That I am to create a work worthy of its labor by authoring the affairs of the Roman people from the city’s origin in writing, I do not for sure know; and if I were certain, I would dare not say since I see it certainly is a matter of tradition as (such a common one, at that) innovating writers are forever proclaiming their belief they will either contribute something more accurate in their facts, or surpass common tradition in the authorial art. However that will be must still aid the memory of events accomplished—that of the earth’s foremost people—to what extent is possible, and to consider it to decision; and if my reputation’s name might be inaudible amidst so great a writing crowd, on account of their excellence or number’s size, let me take comfort in their obscuring of my fame. The matter is, in addition, of quite the effort as would seek to revisit beyond some seventh century which has ended from the humble beginnings where the state was born that now labors so doggedly; and I do not doubt that, for many readers, the earliest origins and subsequent events revealing them would be less enjoyable for those eager to skip ahead to recent parts where the very strength of so dominant a people prepares its wearing out: Against this, a reward for effort I shall seek that I may turn away from the sight of evils which our time has looked upon so many years, through such times and acts as these I do truly seek as now the past entire with my mind, so free from worry which might, if not quite ply an author’s intention from truth, could still leave one troubled.

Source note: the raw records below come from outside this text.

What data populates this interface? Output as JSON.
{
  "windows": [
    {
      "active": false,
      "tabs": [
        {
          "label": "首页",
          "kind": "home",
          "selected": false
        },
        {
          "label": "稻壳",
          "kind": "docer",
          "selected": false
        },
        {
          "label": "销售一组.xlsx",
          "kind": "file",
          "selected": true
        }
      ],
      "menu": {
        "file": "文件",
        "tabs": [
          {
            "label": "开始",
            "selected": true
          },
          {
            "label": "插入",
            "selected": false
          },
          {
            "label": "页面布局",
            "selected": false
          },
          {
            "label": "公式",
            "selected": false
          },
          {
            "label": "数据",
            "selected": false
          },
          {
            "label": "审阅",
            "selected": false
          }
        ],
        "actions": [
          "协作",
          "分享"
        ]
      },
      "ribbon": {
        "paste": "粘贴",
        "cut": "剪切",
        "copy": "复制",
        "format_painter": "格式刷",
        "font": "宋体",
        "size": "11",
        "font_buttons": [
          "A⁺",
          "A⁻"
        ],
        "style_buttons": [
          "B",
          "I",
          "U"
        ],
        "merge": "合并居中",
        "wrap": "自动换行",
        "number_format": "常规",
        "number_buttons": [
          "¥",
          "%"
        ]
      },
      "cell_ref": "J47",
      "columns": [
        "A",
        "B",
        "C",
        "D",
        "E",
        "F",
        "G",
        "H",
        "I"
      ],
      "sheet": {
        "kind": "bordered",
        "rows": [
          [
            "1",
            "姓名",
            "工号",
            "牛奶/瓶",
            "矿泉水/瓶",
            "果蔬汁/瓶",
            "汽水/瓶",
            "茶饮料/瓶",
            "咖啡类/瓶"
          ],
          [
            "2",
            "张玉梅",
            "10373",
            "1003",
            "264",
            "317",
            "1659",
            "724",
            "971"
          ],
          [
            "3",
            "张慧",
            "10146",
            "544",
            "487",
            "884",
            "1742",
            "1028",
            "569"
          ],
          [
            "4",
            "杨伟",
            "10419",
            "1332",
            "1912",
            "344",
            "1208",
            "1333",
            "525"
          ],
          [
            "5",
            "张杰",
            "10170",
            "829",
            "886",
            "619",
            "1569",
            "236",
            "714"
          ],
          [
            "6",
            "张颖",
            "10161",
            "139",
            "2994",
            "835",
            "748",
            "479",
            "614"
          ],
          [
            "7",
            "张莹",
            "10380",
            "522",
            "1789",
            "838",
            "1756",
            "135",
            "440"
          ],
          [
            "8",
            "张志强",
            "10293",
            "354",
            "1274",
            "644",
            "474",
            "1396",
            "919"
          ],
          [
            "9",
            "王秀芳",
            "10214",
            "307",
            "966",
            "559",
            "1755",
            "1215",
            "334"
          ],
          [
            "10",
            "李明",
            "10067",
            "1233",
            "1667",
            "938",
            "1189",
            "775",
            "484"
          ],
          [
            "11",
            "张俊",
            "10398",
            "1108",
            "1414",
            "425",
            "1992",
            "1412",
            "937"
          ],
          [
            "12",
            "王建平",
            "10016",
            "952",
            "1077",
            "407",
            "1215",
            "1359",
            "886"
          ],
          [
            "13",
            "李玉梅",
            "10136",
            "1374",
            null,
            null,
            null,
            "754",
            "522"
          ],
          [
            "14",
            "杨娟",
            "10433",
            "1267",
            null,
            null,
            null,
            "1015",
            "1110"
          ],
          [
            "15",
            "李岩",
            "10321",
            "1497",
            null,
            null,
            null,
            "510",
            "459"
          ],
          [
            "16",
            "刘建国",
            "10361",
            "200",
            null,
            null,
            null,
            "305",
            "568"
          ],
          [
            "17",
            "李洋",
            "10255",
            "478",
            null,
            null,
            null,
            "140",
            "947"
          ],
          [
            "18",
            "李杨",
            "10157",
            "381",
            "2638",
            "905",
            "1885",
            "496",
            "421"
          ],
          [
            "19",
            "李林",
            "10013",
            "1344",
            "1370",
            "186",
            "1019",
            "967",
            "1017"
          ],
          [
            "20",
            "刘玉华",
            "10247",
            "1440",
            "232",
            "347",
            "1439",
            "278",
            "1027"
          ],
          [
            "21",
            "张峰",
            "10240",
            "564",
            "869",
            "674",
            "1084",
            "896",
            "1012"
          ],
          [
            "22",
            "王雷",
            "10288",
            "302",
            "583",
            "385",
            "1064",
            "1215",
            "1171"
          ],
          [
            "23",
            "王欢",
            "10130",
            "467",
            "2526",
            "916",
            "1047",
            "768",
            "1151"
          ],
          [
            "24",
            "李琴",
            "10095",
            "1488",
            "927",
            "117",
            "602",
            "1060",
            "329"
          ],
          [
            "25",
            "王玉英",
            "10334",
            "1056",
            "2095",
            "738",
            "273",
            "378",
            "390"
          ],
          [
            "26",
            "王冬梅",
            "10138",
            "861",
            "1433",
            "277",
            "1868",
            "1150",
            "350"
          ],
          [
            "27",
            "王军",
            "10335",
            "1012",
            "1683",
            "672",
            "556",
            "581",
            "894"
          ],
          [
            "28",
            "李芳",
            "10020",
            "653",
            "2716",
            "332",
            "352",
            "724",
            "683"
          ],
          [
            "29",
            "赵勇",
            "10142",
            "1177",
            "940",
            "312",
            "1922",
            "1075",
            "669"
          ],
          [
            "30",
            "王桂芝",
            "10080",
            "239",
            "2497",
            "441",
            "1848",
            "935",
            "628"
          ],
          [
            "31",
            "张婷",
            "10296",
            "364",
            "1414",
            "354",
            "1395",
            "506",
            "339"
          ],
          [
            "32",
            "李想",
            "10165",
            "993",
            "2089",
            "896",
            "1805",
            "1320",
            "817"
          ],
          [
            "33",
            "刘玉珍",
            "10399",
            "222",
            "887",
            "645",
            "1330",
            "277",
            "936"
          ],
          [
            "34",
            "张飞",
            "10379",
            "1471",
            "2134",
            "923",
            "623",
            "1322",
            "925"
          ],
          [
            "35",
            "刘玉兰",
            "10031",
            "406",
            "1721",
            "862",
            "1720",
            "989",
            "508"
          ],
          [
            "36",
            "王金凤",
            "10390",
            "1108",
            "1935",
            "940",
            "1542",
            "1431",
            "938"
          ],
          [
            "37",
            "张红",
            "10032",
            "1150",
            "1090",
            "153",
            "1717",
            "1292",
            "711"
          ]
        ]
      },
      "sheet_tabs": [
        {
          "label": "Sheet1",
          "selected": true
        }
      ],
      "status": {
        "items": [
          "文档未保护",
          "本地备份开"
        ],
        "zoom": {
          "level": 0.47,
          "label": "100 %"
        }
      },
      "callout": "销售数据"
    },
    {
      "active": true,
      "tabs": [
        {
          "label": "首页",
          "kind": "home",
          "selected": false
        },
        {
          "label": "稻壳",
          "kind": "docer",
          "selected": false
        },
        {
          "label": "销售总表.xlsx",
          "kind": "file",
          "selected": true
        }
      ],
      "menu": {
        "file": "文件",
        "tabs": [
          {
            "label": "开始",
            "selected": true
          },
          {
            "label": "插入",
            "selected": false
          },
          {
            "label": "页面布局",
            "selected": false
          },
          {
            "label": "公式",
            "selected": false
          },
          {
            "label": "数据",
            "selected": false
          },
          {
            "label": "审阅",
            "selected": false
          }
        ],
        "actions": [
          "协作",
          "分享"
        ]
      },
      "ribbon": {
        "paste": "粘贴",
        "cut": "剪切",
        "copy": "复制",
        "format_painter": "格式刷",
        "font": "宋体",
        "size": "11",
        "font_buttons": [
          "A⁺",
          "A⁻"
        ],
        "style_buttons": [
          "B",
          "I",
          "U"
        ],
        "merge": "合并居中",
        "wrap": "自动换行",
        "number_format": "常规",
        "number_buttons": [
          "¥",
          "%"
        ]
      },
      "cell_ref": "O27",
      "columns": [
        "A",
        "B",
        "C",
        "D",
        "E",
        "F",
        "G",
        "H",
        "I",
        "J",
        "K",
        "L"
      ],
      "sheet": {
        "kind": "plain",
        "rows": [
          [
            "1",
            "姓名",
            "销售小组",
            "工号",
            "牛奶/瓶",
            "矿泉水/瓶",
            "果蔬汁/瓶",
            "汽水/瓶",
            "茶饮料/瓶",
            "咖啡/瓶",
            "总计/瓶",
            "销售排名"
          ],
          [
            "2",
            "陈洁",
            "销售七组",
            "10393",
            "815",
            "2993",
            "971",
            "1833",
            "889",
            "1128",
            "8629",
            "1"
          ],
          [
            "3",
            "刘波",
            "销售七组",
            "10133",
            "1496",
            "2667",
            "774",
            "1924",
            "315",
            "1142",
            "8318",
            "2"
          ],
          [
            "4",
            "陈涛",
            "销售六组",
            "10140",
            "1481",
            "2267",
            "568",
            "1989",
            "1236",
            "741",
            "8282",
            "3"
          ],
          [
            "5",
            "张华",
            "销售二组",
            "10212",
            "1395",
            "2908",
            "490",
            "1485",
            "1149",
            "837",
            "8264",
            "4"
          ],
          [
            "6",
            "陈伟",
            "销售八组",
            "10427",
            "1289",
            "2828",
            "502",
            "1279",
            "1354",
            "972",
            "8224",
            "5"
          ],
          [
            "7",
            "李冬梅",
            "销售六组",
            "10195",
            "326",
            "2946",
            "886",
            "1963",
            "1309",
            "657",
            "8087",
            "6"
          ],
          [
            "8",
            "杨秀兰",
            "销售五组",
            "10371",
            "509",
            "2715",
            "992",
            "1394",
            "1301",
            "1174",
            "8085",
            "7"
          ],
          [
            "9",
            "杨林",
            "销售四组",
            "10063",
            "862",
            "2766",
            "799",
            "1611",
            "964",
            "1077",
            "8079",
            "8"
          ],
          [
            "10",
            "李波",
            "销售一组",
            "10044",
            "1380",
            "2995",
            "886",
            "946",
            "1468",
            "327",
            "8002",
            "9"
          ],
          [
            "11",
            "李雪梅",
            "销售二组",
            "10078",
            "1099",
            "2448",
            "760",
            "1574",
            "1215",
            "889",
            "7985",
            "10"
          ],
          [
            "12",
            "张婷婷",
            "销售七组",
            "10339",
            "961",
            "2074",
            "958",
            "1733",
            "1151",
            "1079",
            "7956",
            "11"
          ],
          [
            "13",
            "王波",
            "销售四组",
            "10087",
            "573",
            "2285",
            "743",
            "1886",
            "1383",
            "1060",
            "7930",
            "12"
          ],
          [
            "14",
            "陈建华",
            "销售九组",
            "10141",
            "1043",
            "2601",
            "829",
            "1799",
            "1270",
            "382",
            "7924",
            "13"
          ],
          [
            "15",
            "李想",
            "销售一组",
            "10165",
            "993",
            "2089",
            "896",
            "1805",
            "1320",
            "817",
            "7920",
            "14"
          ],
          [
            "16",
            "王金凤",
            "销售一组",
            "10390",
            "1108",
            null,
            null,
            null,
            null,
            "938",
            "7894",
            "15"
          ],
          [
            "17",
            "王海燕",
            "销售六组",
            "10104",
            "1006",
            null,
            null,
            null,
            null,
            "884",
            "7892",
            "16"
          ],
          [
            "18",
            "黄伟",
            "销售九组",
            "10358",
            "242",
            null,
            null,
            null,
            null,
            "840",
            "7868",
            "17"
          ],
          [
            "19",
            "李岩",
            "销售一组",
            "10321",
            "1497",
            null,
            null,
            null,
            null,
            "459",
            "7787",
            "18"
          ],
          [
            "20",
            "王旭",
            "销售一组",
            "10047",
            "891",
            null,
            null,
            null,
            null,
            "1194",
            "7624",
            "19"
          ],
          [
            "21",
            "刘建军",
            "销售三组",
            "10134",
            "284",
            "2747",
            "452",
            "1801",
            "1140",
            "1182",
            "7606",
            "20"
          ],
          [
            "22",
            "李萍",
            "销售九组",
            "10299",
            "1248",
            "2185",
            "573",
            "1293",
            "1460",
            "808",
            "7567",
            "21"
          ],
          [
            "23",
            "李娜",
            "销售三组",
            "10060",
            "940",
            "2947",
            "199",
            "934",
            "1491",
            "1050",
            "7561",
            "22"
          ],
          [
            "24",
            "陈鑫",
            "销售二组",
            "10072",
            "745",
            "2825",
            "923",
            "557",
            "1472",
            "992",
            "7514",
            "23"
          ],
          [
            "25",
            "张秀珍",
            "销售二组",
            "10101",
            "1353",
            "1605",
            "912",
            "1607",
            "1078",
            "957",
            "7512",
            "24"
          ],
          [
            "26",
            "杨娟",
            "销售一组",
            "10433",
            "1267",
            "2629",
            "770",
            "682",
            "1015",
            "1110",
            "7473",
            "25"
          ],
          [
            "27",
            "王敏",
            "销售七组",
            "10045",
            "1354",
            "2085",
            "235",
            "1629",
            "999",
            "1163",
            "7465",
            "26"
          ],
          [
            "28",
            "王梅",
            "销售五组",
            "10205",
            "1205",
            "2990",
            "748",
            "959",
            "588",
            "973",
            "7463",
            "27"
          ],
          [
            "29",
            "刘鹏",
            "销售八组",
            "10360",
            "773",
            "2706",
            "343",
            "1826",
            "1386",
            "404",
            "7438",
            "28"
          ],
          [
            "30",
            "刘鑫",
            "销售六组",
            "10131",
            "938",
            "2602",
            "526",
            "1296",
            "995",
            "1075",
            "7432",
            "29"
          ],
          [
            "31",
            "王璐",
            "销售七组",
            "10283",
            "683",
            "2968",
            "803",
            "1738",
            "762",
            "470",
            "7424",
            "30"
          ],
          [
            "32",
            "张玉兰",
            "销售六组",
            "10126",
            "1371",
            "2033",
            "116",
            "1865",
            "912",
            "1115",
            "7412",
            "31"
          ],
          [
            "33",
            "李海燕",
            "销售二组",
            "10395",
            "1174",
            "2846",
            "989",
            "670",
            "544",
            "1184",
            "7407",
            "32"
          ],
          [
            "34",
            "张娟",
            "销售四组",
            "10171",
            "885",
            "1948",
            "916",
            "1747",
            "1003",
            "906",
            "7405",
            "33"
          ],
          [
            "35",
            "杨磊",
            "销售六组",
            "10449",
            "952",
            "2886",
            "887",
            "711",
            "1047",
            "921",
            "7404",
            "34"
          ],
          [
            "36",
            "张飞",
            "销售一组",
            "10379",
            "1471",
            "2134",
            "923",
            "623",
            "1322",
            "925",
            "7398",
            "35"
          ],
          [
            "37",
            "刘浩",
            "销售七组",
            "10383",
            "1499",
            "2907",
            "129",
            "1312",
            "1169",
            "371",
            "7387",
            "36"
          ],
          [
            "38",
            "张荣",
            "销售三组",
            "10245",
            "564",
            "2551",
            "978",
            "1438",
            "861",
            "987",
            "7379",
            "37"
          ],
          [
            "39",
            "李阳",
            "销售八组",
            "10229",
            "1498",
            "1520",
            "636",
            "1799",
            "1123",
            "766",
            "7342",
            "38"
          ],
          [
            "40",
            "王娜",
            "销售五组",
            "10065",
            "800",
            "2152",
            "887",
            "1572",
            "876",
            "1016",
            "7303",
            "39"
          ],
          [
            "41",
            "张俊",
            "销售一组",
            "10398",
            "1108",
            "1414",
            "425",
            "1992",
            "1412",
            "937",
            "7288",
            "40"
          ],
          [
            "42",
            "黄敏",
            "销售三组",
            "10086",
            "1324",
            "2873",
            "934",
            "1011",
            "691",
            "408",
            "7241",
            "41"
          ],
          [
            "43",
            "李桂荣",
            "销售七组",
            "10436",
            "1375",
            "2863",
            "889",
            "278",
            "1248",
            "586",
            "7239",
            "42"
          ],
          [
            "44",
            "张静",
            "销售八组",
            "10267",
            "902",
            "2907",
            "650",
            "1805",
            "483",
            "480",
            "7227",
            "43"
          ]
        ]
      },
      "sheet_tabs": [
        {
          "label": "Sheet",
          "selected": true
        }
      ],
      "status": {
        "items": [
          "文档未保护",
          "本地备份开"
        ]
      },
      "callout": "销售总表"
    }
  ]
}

Matters before the founding of the city or its development are related more as the embellishments of poetic tales than handed down the untainted memorials of events achieved; there is no intention willing either to confirm or disprove these things. This, the indulgence granted to the distant past so that it, in intermingling human affairs with matters divine first at the origin of settlements, might make them all the more majestic; and if permitting a people is fit to deify their their own ancestry’s beginnings, the batte-won reknown of the Roman people is such that, since it is said their own father, and that of the founder himself, is a most potent God of War, so also do humankind’s peoples support this race with patience much as they suffer sovereignty. But however it is these facts and matters like them have been observed in judgment, let me not (for my own part) frame them with a great degree of difference: Towards these of my concerns, each person should consider for onself what their life and habits were, through what men and the arts by which—domestic and in war—their dominion both was created and did grow; then bit by bit, with their habit of knowledge falling off, discipline followed behind deteriorating character next as they went farther, further wrong then began to topple down unto these times there arrive neither the capacity to permit our faults nor endure their remedy.

This is that aspect—in acquiring knowledge of events—well-known as beneficial and productive. For you to look upon the documented evidence of every instance set down in an illustrious monument; from there might you take for yourself and own country something to imitate, then some example equally destructive, in the inception as its execution, which you should avoid. Still, either a passion for the occupation already undertaken betrays me, or no people’s state has ever been greater or more venerable, even richer for its instructive examples—but neither have greed and wastefulness relocated so lately to a state, nor has there been a place where such dignity has been so long-standing respect for modest self-control: To such extent, the less there were of possessions, by that much less desired.

Of late, greed for wealth and pleasures too excessively desirous, through their mollifying lust of wasteful ruin and loss, have assailed everything. But charges should be absent from the outset of so assuredly weighty a matter at its inception so that criticisms which will certainly be less than pleasing, though these might perhaps be necessary: With more propitious signs and offerings, prayers to the gods and goddesses—if the custom for poets become also ours,—would we set out a bit more as I will so that my words might deliver fortunate advances to labor freely with such magnitude begun.